Supermarket stocks are on trial by securities analysts, and so far the verdict is guilty until proven innocent.Recently some analysts have been quicker to slash stock ratings on a number of food retail companies.At first glance that's not surprising given that a wide variety of retailers -- from booksellers to apparel merchants -- are being judged more harshly by the financial community. This follows

Supermarket stocks are on trial by securities analysts, and so far the verdict is guilty until proven innocent.

Recently some analysts have been quicker to slash stock ratings on a number of food retail companies.

At first glance that's not surprising given that a wide variety of retailers -- from booksellers to apparel merchants -- are being judged more harshly by the financial community. This follows from a decline in consumer confidence, troubled economy and heightened scrutiny of corporate America in general.

But it would be wrong to assume that food retail stocks are merely the victims of an investment community souring on retailers in general. That's because the problems of supermarkets are greater than just the economy. They are battling in a more competitive environment against Wal-Mart and other price-oriented discounters incorporating food into their assortments.

So analysts are less inhibited about issuing downgrades, even if they must quickly reverse themselves if a company's earnings surprises the Street. Also, there's less reticence about using the once rare "S" word -- sell.

Let's look at some of the recent activity:

J.P. Morgan on Aug. 29 downgraded its rating of Kroger, the largest conventional supermarket retailer, to "market performer" from "buy." The move followed Kroger's cancellation of two industry presentations without reaffirmation of sales and earnings guidance. Analyst Stephen Chick's report stressed the new operating environment for the industry: "Over the last 12 months, with consolidation slowing, it appears the [food retail] group has shown its true colors, as same-store sales have slowed for the group overall."

C L King & Associates' analyst Gary Giblen on Sept. 3 cut Pathmark's rating to "neutral" from "strong buy," citing heightened competition in the New York region. But Merrill Lynch analysts reversed their course on Pathmark by raising the rating to "buy" from "neutral" on Sept. 6 after having lowered the rating just two weeks earlier. The analysts cited a better-than-expected second-quarter earnings report for the about-face.

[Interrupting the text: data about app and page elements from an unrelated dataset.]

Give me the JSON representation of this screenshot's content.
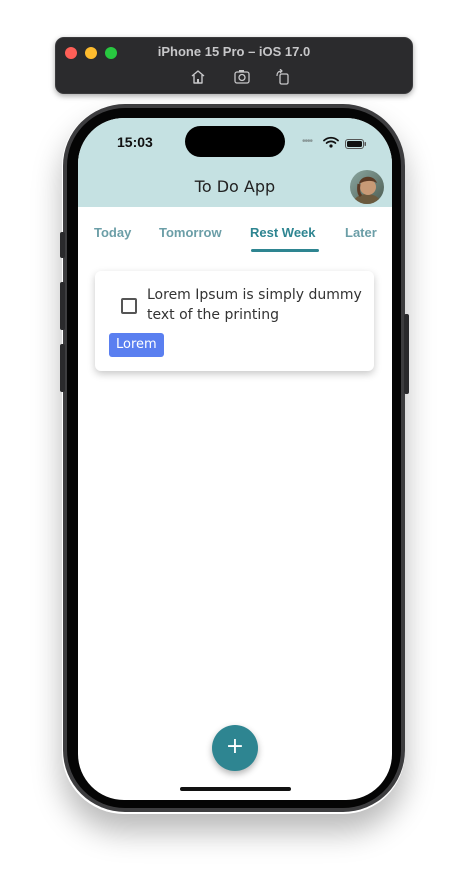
{
  "simulator": {
    "title": "iPhone 15 Pro – iOS 17.0",
    "buttons": [
      "home-icon",
      "screenshot-icon",
      "rotate-icon"
    ]
  },
  "status_bar": {
    "time": "15:03",
    "dots": "••••",
    "icons": [
      "wifi-icon",
      "battery-icon"
    ]
  },
  "app": {
    "title": "To Do App",
    "avatar": "user-avatar"
  },
  "tabs": [
    {
      "label": "Today",
      "selected": false
    },
    {
      "label": "Tomorrow",
      "selected": false
    },
    {
      "label": "Rest Week",
      "selected": true
    },
    {
      "label": "Later",
      "selected": false
    }
  ],
  "tasks": [
    {
      "text": "Lorem Ipsum is simply dummy text of the printing",
      "checked": false,
      "tag": "Lorem"
    }
  ],
  "fab": {
    "label": "+"
  },
  "colors": {
    "header": "#c5e1e2",
    "accent": "#2e8591",
    "tab_inactive": "#6b9ea7",
    "tag": "#5a7ff0"
  }
}
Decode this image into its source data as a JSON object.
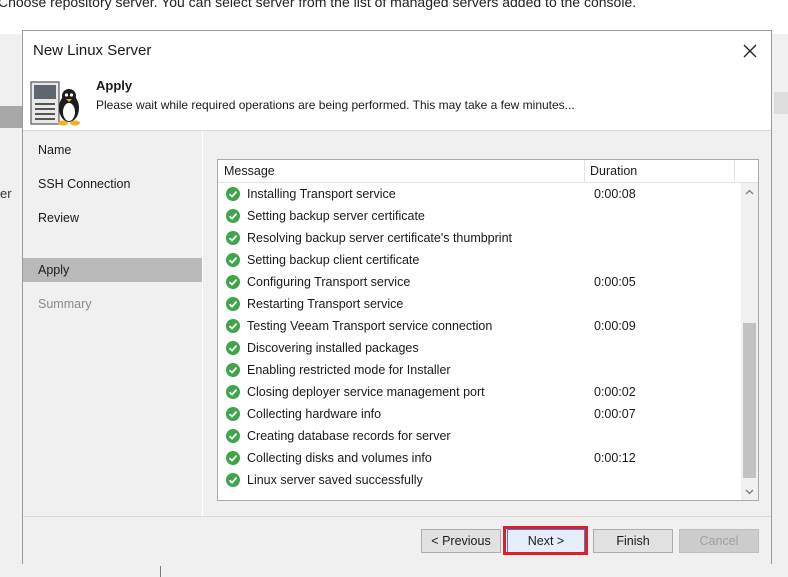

The two main players in the natural foods retail sector, Whole Foods and Wild Oats, were the victims of recent ratings deflation by Merrill Lynch. Whole Foods was reduced to "hold" from "buy" based on moderating (while still good) comps and reductions in consumer spending. Wild Oats' rating was slashed to "sell" from "neutral" in the face of dilution from an equity offering and because the "valuation looks rich" despite the company's operating turnaround. Merrill said Wild Oats and Whole Foods are two of the food retailing companies that would be the most negatively affected if options were counted as compensation expenses, a growing trend among corporations.

What should supermarkets do if they fear being targeted for a rating cut? They might want to take a page or two from the discount retailers' operating handbook.

Recently, when Merrill Lynch analysts cut ratings on a wide assortment of retailers, it left alone firms including Wal-Mart, Dollar General and Family Dollar, all rated as "buys."

The fact that these low-price specialists escaped the ratings ax speaks volumes about how financial analysts believe consumers will be spending their dollars in the coming months.